(Element data from apps and pages)
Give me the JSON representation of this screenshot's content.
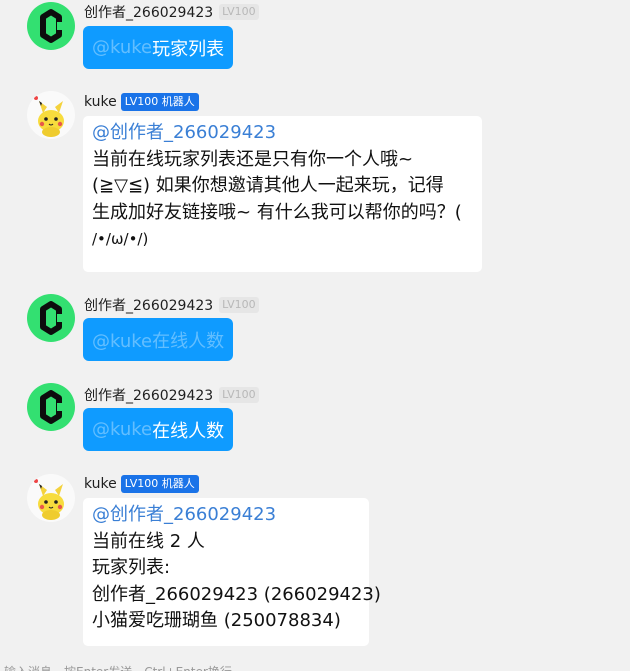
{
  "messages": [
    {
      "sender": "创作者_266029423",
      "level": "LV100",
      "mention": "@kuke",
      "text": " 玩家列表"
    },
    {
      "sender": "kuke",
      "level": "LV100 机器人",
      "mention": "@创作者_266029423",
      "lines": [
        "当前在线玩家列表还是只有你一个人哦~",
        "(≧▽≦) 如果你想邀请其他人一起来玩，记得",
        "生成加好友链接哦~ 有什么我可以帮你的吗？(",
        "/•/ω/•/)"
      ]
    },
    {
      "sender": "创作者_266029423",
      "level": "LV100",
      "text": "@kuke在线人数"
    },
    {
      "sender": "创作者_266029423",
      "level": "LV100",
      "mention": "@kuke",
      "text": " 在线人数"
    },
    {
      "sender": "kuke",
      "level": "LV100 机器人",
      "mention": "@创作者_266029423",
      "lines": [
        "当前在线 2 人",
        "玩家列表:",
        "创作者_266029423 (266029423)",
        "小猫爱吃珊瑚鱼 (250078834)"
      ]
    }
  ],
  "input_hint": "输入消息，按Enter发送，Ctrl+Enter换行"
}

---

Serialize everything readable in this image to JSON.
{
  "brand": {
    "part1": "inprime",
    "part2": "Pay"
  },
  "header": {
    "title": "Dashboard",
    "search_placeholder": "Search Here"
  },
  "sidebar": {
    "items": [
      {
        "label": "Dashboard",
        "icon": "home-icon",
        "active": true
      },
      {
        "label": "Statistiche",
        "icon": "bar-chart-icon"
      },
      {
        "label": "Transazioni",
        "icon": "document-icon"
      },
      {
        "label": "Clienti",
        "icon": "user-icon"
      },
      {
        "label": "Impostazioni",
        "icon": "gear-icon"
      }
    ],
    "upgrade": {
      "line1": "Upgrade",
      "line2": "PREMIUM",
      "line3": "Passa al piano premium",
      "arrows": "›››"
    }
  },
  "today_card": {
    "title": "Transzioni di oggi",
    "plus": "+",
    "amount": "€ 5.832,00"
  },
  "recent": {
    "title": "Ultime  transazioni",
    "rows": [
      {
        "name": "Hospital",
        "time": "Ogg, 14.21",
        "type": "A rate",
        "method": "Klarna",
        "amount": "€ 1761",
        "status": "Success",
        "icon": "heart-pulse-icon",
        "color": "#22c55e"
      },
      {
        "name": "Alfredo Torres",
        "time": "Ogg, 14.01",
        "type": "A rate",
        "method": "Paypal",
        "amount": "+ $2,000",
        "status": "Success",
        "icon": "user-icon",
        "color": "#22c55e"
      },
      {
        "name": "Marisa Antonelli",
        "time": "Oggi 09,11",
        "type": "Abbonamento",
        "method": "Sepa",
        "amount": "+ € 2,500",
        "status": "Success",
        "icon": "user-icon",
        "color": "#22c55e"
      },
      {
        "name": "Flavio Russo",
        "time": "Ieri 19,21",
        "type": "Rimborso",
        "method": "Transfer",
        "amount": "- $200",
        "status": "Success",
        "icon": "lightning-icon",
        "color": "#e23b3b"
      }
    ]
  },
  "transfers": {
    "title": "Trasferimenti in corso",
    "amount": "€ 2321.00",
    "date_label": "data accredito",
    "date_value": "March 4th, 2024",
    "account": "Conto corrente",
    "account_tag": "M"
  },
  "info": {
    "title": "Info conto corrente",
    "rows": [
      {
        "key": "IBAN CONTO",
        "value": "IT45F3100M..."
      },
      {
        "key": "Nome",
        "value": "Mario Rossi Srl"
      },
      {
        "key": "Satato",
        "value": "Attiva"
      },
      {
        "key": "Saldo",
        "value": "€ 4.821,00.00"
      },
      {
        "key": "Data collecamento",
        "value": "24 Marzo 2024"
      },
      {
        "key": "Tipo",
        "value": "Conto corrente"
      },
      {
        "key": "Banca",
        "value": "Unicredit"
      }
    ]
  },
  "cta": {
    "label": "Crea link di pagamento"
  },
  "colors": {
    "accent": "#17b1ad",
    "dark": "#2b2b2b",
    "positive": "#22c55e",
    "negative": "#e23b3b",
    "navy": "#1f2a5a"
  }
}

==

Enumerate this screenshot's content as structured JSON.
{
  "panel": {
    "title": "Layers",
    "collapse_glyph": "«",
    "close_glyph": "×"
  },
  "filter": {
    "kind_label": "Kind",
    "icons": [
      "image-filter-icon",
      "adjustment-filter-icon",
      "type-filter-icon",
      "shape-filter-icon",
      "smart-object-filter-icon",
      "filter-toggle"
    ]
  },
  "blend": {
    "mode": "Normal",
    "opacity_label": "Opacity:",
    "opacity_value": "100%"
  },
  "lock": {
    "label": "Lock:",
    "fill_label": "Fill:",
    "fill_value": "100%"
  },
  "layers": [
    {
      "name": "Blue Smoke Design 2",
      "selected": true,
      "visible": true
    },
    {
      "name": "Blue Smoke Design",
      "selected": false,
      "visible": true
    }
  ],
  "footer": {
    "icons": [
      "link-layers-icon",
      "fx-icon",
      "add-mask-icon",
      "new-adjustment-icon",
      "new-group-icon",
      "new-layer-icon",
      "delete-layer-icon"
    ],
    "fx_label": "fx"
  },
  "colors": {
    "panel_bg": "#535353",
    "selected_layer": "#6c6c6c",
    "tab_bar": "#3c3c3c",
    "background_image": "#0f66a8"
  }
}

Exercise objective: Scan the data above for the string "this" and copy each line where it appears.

Task response:
Give me the JSON representation of this screenshot's content.
Serialize everything readable in this image to JSON.
Enumerate this screenshot's content as structured JSON.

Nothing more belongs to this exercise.